[Items from a dataset]
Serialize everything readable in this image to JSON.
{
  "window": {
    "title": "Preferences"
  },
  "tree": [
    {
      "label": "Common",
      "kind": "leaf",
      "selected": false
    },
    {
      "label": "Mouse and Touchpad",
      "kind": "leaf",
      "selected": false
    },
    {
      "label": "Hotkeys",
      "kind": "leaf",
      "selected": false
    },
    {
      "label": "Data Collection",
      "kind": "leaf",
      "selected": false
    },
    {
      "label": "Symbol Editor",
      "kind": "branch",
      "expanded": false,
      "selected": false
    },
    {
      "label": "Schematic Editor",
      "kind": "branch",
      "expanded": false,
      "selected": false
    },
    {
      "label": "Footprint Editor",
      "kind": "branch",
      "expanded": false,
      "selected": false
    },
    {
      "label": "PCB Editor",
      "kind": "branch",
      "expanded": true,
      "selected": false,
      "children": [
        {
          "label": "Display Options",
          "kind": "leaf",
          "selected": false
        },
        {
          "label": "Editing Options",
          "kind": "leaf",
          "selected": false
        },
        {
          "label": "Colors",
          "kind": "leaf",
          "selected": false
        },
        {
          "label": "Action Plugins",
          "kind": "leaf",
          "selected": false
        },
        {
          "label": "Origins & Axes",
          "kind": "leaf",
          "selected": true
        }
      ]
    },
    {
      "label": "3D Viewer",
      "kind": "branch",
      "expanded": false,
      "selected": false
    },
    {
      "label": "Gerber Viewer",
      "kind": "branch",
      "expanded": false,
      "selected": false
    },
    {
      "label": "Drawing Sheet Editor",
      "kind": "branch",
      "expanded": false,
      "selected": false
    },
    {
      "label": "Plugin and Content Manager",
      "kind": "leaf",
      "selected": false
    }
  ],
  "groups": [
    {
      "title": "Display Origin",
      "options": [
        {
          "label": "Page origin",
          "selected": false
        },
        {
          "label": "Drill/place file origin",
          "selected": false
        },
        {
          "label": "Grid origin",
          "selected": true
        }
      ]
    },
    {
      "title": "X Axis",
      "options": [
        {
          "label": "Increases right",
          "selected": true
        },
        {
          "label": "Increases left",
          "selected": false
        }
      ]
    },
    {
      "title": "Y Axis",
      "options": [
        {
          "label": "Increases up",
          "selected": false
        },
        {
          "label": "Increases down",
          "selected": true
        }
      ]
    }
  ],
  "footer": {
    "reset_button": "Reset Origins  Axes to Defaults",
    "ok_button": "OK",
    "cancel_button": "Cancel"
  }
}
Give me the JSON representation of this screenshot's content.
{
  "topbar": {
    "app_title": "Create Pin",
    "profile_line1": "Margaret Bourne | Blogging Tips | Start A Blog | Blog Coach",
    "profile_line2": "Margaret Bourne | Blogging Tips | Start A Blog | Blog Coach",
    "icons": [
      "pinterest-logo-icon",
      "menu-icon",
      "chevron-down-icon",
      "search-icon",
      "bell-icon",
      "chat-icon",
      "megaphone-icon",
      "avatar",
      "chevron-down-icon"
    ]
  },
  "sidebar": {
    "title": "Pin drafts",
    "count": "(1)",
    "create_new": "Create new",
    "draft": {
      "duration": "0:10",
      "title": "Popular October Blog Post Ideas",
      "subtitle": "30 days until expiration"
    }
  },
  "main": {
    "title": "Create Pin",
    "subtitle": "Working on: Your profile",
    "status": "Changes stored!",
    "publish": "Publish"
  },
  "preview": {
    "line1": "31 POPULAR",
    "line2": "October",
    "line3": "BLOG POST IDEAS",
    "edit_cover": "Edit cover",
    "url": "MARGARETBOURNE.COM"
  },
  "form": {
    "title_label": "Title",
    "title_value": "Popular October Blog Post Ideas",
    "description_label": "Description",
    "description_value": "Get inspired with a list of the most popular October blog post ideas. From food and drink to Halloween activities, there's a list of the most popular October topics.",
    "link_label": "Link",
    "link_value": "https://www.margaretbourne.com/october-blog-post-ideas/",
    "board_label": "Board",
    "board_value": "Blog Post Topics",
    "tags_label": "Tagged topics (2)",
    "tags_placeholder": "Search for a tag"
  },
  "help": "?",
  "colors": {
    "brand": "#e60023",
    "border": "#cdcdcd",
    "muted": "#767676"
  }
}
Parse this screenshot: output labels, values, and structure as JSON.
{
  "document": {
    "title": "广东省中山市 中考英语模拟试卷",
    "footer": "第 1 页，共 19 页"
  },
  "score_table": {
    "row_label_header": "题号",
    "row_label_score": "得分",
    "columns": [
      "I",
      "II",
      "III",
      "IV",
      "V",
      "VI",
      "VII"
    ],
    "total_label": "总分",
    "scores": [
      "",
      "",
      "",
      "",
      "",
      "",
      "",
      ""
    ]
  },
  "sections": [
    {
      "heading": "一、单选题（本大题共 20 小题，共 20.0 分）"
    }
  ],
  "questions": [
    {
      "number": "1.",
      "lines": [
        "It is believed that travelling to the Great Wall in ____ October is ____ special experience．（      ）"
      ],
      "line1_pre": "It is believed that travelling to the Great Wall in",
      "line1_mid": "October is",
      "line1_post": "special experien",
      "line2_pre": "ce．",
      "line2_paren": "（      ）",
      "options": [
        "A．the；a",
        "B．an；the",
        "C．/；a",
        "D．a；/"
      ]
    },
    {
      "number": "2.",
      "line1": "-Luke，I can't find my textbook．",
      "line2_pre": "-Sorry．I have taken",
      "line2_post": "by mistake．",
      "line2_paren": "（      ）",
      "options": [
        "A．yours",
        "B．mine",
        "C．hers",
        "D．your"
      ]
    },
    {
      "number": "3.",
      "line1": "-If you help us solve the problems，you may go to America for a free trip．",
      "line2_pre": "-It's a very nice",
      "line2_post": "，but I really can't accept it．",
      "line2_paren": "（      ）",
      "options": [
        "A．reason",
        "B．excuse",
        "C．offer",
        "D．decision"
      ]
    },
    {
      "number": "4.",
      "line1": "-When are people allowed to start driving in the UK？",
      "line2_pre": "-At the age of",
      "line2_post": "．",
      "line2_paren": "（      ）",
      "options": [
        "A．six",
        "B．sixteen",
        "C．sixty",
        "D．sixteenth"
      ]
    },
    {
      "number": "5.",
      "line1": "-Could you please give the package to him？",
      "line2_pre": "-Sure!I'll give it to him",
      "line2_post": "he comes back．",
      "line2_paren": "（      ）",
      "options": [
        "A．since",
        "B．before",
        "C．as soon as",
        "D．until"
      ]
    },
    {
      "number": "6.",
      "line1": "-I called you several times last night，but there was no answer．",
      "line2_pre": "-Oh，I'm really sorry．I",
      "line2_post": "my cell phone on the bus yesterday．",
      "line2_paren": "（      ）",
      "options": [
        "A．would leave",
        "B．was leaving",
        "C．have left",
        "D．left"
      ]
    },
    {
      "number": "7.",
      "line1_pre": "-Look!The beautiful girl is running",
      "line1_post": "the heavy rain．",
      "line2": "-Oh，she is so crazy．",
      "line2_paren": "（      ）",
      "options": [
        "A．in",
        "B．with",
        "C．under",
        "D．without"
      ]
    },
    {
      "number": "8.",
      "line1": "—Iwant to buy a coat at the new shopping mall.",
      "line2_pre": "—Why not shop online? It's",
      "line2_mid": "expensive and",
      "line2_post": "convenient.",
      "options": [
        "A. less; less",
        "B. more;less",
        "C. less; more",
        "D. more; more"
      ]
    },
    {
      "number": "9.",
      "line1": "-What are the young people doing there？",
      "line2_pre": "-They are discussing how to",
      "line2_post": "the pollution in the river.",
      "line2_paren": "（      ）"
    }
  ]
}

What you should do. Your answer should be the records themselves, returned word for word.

Answer box.
Serialize everything readable in this image to JSON.
{
  "window": {
    "title": "Preferences"
  },
  "tree": [
    {
      "label": "Common",
      "kind": "leaf",
      "selected": false
    },
    {
      "label": "Mouse and Touchpad",
      "kind": "leaf",
      "selected": false
    },
    {
      "label": "Hotkeys",
      "kind": "leaf",
      "selected": false
    },
    {
      "label": "Data Collection",
      "kind": "leaf",
      "selected": false
    },
    {
      "label": "Symbol Editor",
      "kind": "branch",
      "expanded": false,
      "selected": false
    },
    {
      "label": "Schematic Editor",
      "kind": "branch",
      "expanded": false,
      "selected": false
    },
    {
      "label": "Footprint Editor",
      "kind": "branch",
      "expanded": false,
      "selected": false
    },
    {
      "label": "PCB Editor",
      "kind": "branch",
      "expanded": true,
      "selected": false,
      "children": [
        {
          "label": "Display Options",
          "kind": "leaf",
          "selected": false
        },
        {
          "label": "Editing Options",
          "kind": "leaf",
          "selected": false
        },
        {
          "label": "Colors",
          "kind": "leaf",
          "selected": false
        },
        {
          "label": "Action Plugins",
          "kind": "leaf",
          "selected": false
        },
        {
          "label": "Origins & Axes",
          "kind": "leaf",
          "selected": true
        }
      ]
    },
    {
      "label": "3D Viewer",
      "kind": "branch",
      "expanded": false,
      "selected": false
    },
    {
      "label": "Gerber Viewer",
      "kind": "branch",
      "expanded": false,
      "selected": false
    },
    {
      "label": "Drawing Sheet Editor",
      "kind": "branch",
      "expanded": false,
      "selected": false
    },
    {
      "label": "Plugin and Content Manager",
      "kind": "leaf",
      "selected": false
    }
  ],
  "groups": [
    {
      "title": "Display Origin",
      "options": [
        {
          "label": "Page origin",
          "selected": false
        },
        {
          "label": "Drill/place file origin",
          "selected": false
        },
        {
          "label": "Grid origin",
          "selected": true
        }
      ]
    },
    {
      "title": "X Axis",
      "options": [
        {
          "label": "Increases right",
          "selected": true
        },
        {
          "label": "Increases left",
          "selected": false
        }
      ]
    },
    {
      "title": "Y Axis",
      "options": [
        {
          "label": "Increases up",
          "selected": false
        },
        {
          "label": "Increases down",
          "selected": true
        }
      ]
    }
  ],
  "footer": {
    "reset_button": "Reset Origins  Axes to Defaults",
    "ok_button": "OK",
    "cancel_button": "Cancel"
  }
}
Give me the JSON representation of this screenshot's content.
{
  "topbar": {
    "app_title": "Create Pin",
    "profile_line1": "Margaret Bourne | Blogging Tips | Start A Blog | Blog Coach",
    "profile_line2": "Margaret Bourne | Blogging Tips | Start A Blog | Blog Coach",
    "icons": [
      "pinterest-logo-icon",
      "menu-icon",
      "chevron-down-icon",
      "search-icon",
      "bell-icon",
      "chat-icon",
      "megaphone-icon",
      "avatar",
      "chevron-down-icon"
    ]
  },
  "sidebar": {
    "title": "Pin drafts",
    "count": "(1)",
    "create_new": "Create new",
    "draft": {
      "duration": "0:10",
      "title": "Popular October Blog Post Ideas",
      "subtitle": "30 days until expiration"
    }
  },
  "main": {
    "title": "Create Pin",
    "subtitle": "Working on: Your profile",
    "status": "Changes stored!",
    "publish": "Publish"
  },
  "preview": {
    "line1": "31 POPULAR",
    "line2": "October",
    "line3": "BLOG POST IDEAS",
    "edit_cover": "Edit cover",
    "url": "MARGARETBOURNE.COM"
  },
  "form": {
    "title_label": "Title",
    "title_value": "Popular October Blog Post Ideas",
    "description_label": "Description",
    "description_value": "Get inspired with a list of the most popular October blog post ideas. From food and drink to Halloween activities, there's a list of the most popular October topics.",
    "link_label": "Link",
    "link_value": "https://www.margaretbourne.com/october-blog-post-ideas/",
    "board_label": "Board",
    "board_value": "Blog Post Topics",
    "tags_label": "Tagged topics (2)",
    "tags_placeholder": "Search for a tag"
  },
  "help": "?",
  "colors": {
    "brand": "#e60023",
    "border": "#cdcdcd",
    "muted": "#767676"
  }
}
Parse this screenshot: output labels, values, and structure as JSON.
{
  "document": {
    "title": "广东省中山市 中考英语模拟试卷",
    "footer": "第 1 页，共 19 页"
  },
  "score_table": {
    "row_label_header": "题号",
    "row_label_score": "得分",
    "columns": [
      "I",
      "II",
      "III",
      "IV",
      "V",
      "VI",
      "VII"
    ],
    "total_label": "总分",
    "scores": [
      "",
      "",
      "",
      "",
      "",
      "",
      "",
      ""
    ]
  },
  "sections": [
    {
      "heading": "一、单选题（本大题共 20 小题，共 20.0 分）"
    }
  ],
  "questions": [
    {
      "number": "1.",
      "lines": [
        "It is believed that travelling to the Great Wall in ____ October is ____ special experience．（      ）"
      ],
      "line1_pre": "It is believed that travelling to the Great Wall in",
      "line1_mid": "October is",
      "line1_post": "special experien",
      "line2_pre": "ce．",
      "line2_paren": "（      ）",
      "options": [
        "A．the；a",
        "B．an；the",
        "C．/；a",
        "D．a；/"
      ]
    },
    {
      "number": "2.",
      "line1": "-Luke，I can't find my textbook．",
      "line2_pre": "-Sorry．I have taken",
      "line2_post": "by mistake．",
      "line2_paren": "（      ）",
      "options": [
        "A．yours",
        "B．mine",
        "C．hers",
        "D．your"
      ]
    },
    {
      "number": "3.",
      "line1": "-If you help us solve the problems，you may go to America for a free trip．",
      "line2_pre": "-It's a very nice",
      "line2_post": "，but I really can't accept it．",
      "line2_paren": "（      ）",
      "options": [
        "A．reason",
        "B．excuse",
        "C．offer",
        "D．decision"
      ]
    },
    {
      "number": "4.",
      "line1": "-When are people allowed to start driving in the UK？",
      "line2_pre": "-At the age of",
      "line2_post": "．",
      "line2_paren": "（      ）",
      "options": [
        "A．six",
        "B．sixteen",
        "C．sixty",
        "D．sixteenth"
      ]
    },
    {
      "number": "5.",
      "line1": "-Could you please give the package to him？",
      "line2_pre": "-Sure!I'll give it to him",
      "line2_post": "he comes back．",
      "line2_paren": "（      ）",
      "options": [
        "A．since",
        "B．before",
        "C．as soon as",
        "D．until"
      ]
    },
    {
      "number": "6.",
      "line1": "-I called you several times last night，but there was no answer．",
      "line2_pre": "-Oh，I'm really sorry．I",
      "line2_post": "my cell phone on the bus yesterday．",
      "line2_paren": "（      ）",
      "options": [
        "A．would leave",
        "B．was leaving",
        "C．have left",
        "D．left"
      ]
    },
    {
      "number": "7.",
      "line1_pre": "-Look!The beautiful girl is running",
      "line1_post": "the heavy rain．",
      "line2": "-Oh，she is so crazy．",
      "line2_paren": "（      ）",
      "options": [
        "A．in",
        "B．with",
        "C．under",
        "D．without"
      ]
    },
    {
      "number": "8.",
      "line1": "—Iwant to buy a coat at the new shopping mall.",
      "line2_pre": "—Why not shop online? It's",
      "line2_mid": "expensive and",
      "line2_post": "convenient.",
      "options": [
        "A. less; less",
        "B. more;less",
        "C. less; more",
        "D. more; more"
      ]
    },
    {
      "number": "9.",
      "line1": "-What are the young people doing there？",
      "line2_pre": "-They are discussing how to",
      "line2_post": "the pollution in the river.",
      "line2_paren": "（      ）"
    }
  ]
}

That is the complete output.